The mid-19th Century marks a “Golden Age” in the American whaling industry. Hundreds of ships roamed the seas, searching farther and farther for their valuable prey. Ironically, the “Golden Age” ended a decline. (See the chart at the end of this blog post.)
Today, we’ll explore some aspects of the high point in this maritime trade and the circumstances that started to curtail the hunt for whales.
By The Numbers
By the mid-19th Century, the United States owned about half the whaling ships in the world. There were twenty major whaling ports in the country, including a west coast harbor: San Francisco.
According to research and documentation from the New Bedford Whaling Museum, New Bedford alone had a fleet of three hundred twenty-nine ships in 1857. The vessels were worth over twelve million dollars. Ten thousand men found employment on the whaling ships, just from that harbor city.
The American whaling fleet may have dominated and impressed with sheer numbers, but the profitability of the industry started to change during this mid-century “golden age.” The world and markets were always changing which meant supply and demand was also changing.
Supply & Demand
We’re actually going to tackle this topic backwards: demand and supply.
The demand for whale oil started decreasing during the large fleet era. Why? Petroleum. Discovered in Pennsylvania in 1859, this oil from the ground was more efficient and cost effective for the consumer than whale oil. It could be made into fuel for lamps. However, don’t imagine that the demand for whale oil ceased with the discovery of petroleum; it didn’t. Whale oil was still desired into the 20th Century for lubricant, food industry, and technological work. The discovery of petroleum simple changed the market by adding a competitor for the lighting fuel.
Supply. Whales. Huge numbers of whales killed during the Colonial Era, Early American Period, and the “Golden Age” impacted the whale population around the globe.

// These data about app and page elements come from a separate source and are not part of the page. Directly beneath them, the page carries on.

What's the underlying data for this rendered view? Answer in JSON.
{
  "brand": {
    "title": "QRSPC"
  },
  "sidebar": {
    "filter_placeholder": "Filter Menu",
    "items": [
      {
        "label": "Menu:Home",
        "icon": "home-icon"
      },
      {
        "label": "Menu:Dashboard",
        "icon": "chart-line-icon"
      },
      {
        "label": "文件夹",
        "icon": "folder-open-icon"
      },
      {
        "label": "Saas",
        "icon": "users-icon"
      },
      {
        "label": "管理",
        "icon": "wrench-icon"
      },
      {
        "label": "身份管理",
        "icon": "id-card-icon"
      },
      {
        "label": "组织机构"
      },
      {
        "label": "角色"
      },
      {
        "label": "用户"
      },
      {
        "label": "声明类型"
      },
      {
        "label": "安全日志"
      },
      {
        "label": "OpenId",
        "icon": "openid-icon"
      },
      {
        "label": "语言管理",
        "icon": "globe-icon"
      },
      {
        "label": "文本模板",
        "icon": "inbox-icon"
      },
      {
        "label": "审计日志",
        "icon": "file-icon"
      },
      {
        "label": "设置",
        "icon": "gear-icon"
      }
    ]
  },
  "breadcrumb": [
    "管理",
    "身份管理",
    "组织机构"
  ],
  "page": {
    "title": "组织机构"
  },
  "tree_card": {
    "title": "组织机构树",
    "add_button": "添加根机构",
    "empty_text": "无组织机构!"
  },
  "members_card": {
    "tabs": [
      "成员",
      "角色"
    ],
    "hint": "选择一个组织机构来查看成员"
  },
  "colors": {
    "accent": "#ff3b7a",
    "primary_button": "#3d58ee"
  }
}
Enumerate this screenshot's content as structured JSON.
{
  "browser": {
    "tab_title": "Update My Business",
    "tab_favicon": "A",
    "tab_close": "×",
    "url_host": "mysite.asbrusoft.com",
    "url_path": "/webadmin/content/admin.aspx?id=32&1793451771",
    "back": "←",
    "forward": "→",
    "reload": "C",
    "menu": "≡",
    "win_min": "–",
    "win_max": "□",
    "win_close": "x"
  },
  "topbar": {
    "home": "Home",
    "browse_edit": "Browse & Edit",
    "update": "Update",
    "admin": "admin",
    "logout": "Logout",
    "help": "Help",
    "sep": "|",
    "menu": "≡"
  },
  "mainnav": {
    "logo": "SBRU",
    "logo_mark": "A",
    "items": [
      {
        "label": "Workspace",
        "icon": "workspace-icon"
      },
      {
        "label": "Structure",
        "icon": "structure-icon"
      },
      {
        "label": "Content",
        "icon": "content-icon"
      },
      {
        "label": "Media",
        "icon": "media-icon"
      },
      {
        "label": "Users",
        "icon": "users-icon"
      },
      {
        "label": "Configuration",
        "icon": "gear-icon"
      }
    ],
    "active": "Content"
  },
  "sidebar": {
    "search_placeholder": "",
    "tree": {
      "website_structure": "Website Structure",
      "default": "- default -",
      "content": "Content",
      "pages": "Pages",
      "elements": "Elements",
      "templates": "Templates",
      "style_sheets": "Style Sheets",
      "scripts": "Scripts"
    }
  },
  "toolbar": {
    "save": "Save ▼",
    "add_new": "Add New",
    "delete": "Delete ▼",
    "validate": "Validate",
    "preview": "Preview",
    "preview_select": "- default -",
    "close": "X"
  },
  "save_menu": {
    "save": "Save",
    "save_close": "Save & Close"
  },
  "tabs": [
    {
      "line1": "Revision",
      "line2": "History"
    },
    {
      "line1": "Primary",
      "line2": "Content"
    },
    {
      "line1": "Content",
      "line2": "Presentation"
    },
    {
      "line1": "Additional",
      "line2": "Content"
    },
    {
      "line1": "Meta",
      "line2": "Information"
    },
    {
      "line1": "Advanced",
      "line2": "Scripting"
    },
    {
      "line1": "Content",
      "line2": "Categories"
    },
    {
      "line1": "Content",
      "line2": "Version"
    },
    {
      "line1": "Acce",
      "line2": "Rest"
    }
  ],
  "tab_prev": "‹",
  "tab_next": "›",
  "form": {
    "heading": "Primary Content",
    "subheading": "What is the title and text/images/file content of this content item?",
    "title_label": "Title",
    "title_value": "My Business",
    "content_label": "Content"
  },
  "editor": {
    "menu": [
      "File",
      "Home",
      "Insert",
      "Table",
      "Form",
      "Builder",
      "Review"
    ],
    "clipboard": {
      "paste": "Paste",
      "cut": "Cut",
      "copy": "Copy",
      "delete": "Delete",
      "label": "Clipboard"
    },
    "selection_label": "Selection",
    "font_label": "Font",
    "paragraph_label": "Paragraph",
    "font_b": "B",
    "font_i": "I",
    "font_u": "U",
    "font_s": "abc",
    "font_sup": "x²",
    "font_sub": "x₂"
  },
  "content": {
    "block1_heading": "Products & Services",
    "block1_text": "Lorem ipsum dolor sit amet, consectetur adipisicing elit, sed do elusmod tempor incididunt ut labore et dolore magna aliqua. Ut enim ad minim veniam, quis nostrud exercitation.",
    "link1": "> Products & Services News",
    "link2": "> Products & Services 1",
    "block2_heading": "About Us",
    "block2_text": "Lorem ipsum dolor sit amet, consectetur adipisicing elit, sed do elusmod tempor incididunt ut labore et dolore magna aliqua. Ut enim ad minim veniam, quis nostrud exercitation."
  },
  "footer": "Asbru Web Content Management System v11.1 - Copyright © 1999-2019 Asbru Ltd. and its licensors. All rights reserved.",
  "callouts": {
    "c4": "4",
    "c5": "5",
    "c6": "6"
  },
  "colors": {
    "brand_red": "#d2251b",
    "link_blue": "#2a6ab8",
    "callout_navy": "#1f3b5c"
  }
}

By the “Golden Age,” most of the normal migratory paths, breeding grounds, and feeding regions had been overhunted. Ships ventured farther and farther and hunted new species in the Arctic Seas. The largest, most valuable whales for oil were harder and harder to find. Some researchers have suggested that there may not have been the shortage of whales that the whalers perceived. There may have been many whales surviving; they just weren’t in the traditional hunting “grounds.” Since the whales were harder to find, the investors and whalers supposed there just weren’t many left, and this impacted their perception of supply.
The Civil War
The American Civil War also impacted the whaling industry. The Confederate navy didn’t have much to boast about, but they sent raiding vessels to sea. What better target to try to hurt the northern economy than a whaling ship? Whale ships became prizes for the Confederate captains. In fact, in 1865, a Confederate ship called the CSS Shenandoah made it to the Alaskan waters. It decimated the U.S. Arctic whaling fleet.
The ship owners had insurance on their ships. There was still a market for whale oil and whale bone. The industry probably could’ve recovered economically after the Civil War, but the conflict did signal a decline in the trade and business interest in that maritime pursuit.
Interestingly, the demand for whale bone remanded high throughout the later half of the 19th Century, giving the ship owners and whalers in the industry a good market and reason to continue the hunt. Women’s corsets were stiffened with whale bone and the tight, smooth fitting bodices of the ladies’ dresses typically used whale bone to achieve the fashionable look. (And don’t forget their were other uses for whale bone too.)
So…while there was some decline and competition in the need for whale oil, baleen was still a saleable, profitable item. Conveniently, the whales in the colder water hunting grounds were usually baleen whales.
It’s pretty hard to point to one cause as the deciding factor in the decline of American whaling and the closure of the “Golden Age.” Petroleum, loss of whales in the traditional hunting grounds, aspects of the Civil War, and other factors impacted the industry and transformed it. However, the end of the mid-century “Golden Age” wasn’t the end of American whaling. The need for whale bone and whale oil continued, leaving the seas as a profitable “field” for maritime business venturers, captains, and crews into the early 20th Century when the Americans were eventually pushed out the field by the new technology and whaling insight from other nations.